- _WHAT THE TASK REQUIRES_
An exact copy of the data is needed, one that excludes all pictures.

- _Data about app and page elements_
★ ★ ★
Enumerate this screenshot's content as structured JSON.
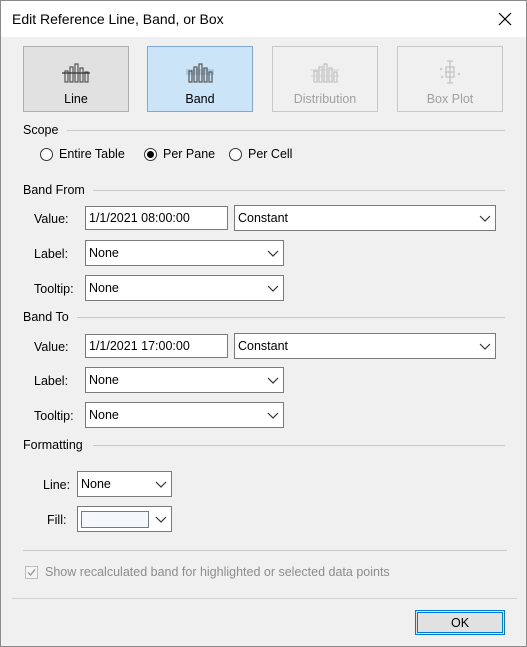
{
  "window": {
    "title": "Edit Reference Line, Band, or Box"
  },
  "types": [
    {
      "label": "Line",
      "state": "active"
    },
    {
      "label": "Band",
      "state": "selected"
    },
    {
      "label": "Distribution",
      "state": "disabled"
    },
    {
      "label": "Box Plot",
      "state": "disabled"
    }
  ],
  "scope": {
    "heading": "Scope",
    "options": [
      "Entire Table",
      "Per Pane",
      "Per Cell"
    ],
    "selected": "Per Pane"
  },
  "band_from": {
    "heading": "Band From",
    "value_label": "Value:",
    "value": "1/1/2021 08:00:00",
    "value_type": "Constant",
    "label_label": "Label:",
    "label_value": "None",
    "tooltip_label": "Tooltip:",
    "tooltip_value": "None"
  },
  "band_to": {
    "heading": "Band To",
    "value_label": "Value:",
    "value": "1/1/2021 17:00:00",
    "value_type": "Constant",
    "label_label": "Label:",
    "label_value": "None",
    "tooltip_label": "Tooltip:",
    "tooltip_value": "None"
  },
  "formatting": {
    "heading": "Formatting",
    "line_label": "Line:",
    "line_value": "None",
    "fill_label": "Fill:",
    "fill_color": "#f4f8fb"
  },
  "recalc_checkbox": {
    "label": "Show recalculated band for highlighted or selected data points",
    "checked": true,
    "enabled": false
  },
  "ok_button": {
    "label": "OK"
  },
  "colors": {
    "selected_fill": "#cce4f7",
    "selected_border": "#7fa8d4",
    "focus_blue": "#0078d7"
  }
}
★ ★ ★
- _SOLUTION FOR THIS TASK_
Enumerate this screenshot's content as structured JSON.
{
  "window": {
    "title": "Edit Reference Line, Band, or Box"
  },
  "types": [
    {
      "label": "Line",
      "state": "active"
    },
    {
      "label": "Band",
      "state": "selected"
    },
    {
      "label": "Distribution",
      "state": "disabled"
    },
    {
      "label": "Box Plot",
      "state": "disabled"
    }
  ],
  "scope": {
    "heading": "Scope",
    "options": [
      "Entire Table",
      "Per Pane",
      "Per Cell"
    ],
    "selected": "Per Pane"
  },
  "band_from": {
    "heading": "Band From",
    "value_label": "Value:",
    "value": "1/1/2021 08:00:00",
    "value_type": "Constant",
    "label_label": "Label:",
    "label_value": "None",
    "tooltip_label": "Tooltip:",
    "tooltip_value": "None"
  },
  "band_to": {
    "heading": "Band To",
    "value_label": "Value:",
    "value": "1/1/2021 17:00:00",
    "value_type": "Constant",
    "label_label": "Label:",
    "label_value": "None",
    "tooltip_label": "Tooltip:",
    "tooltip_value": "None"
  },
  "formatting": {
    "heading": "Formatting",
    "line_label": "Line:",
    "line_value": "None",
    "fill_label": "Fill:",
    "fill_color": "#f4f8fb"
  },
  "recalc_checkbox": {
    "label": "Show recalculated band for highlighted or selected data points",
    "checked": true,
    "enabled": false
  },
  "ok_button": {
    "label": "OK"
  },
  "colors": {
    "selected_fill": "#cce4f7",
    "selected_border": "#7fa8d4",
    "focus_blue": "#0078d7"
  }
}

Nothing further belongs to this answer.